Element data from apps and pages
▬▬▬

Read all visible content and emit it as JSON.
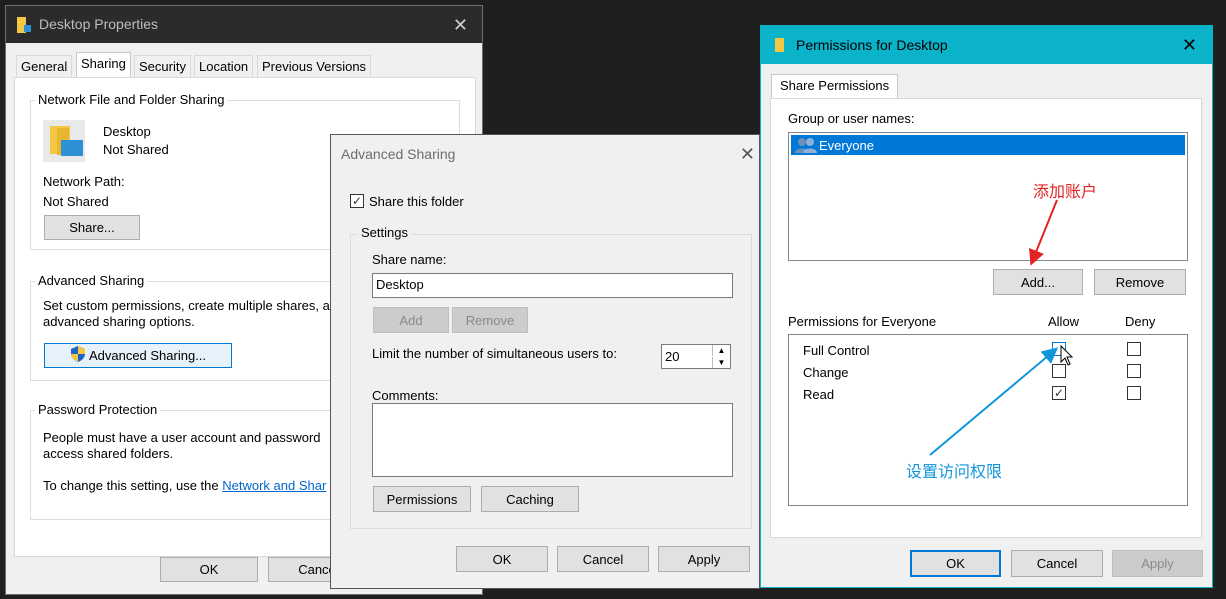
{
  "props": {
    "title": "Desktop Properties",
    "tabs": [
      "General",
      "Sharing",
      "Security",
      "Location",
      "Previous Versions"
    ],
    "nffs_label": "Network File and Folder Sharing",
    "folder_name": "Desktop",
    "folder_status": "Not Shared",
    "network_path_label": "Network Path:",
    "network_path_value": "Not Shared",
    "share_button": "Share...",
    "adv_label": "Advanced Sharing",
    "adv_desc1": "Set custom permissions, create multiple shares, a",
    "adv_desc2": "advanced sharing options.",
    "adv_button": "Advanced Sharing...",
    "pwd_label": "Password Protection",
    "pwd_desc1": "People must have a user account and password",
    "pwd_desc2": "access shared folders.",
    "pwd_change_text": "To change this setting, use the ",
    "pwd_link": "Network and Shar",
    "ok": "OK",
    "cancel": "Cance"
  },
  "advanced": {
    "title": "Advanced Sharing",
    "share_checkbox": "Share this folder",
    "settings_label": "Settings",
    "share_name_label": "Share name:",
    "share_name_value": "Desktop",
    "add": "Add",
    "remove": "Remove",
    "limit_label": "Limit the number of simultaneous users to:",
    "limit_value": "20",
    "comments_label": "Comments:",
    "permissions_button": "Permissions",
    "caching_button": "Caching",
    "ok": "OK",
    "cancel": "Cancel",
    "apply": "Apply"
  },
  "perm": {
    "title": "Permissions for Desktop",
    "tab": "Share Permissions",
    "group_label": "Group or user names:",
    "user": "Everyone",
    "add": "Add...",
    "remove": "Remove",
    "perm_for_label": "Permissions for Everyone",
    "allow": "Allow",
    "deny": "Deny",
    "rows": [
      {
        "name": "Full Control",
        "allow": false,
        "deny": false
      },
      {
        "name": "Change",
        "allow": false,
        "deny": false
      },
      {
        "name": "Read",
        "allow": true,
        "deny": false
      }
    ],
    "ok": "OK",
    "cancel": "Cancel",
    "apply": "Apply"
  },
  "annotations": {
    "add_account": "添加账户",
    "set_permissions": "设置访问权限",
    "add_account_color": "#e52222",
    "set_permissions_color": "#1296db"
  },
  "colors": {
    "selection": "#0078d7",
    "title_active": "#0ab3c9",
    "title_inactive": "#2b2b2b",
    "folder": "#f5c843"
  }
}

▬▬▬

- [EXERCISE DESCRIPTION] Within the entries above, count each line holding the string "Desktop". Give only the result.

- [ANSWER TO THE PROBLEM] 4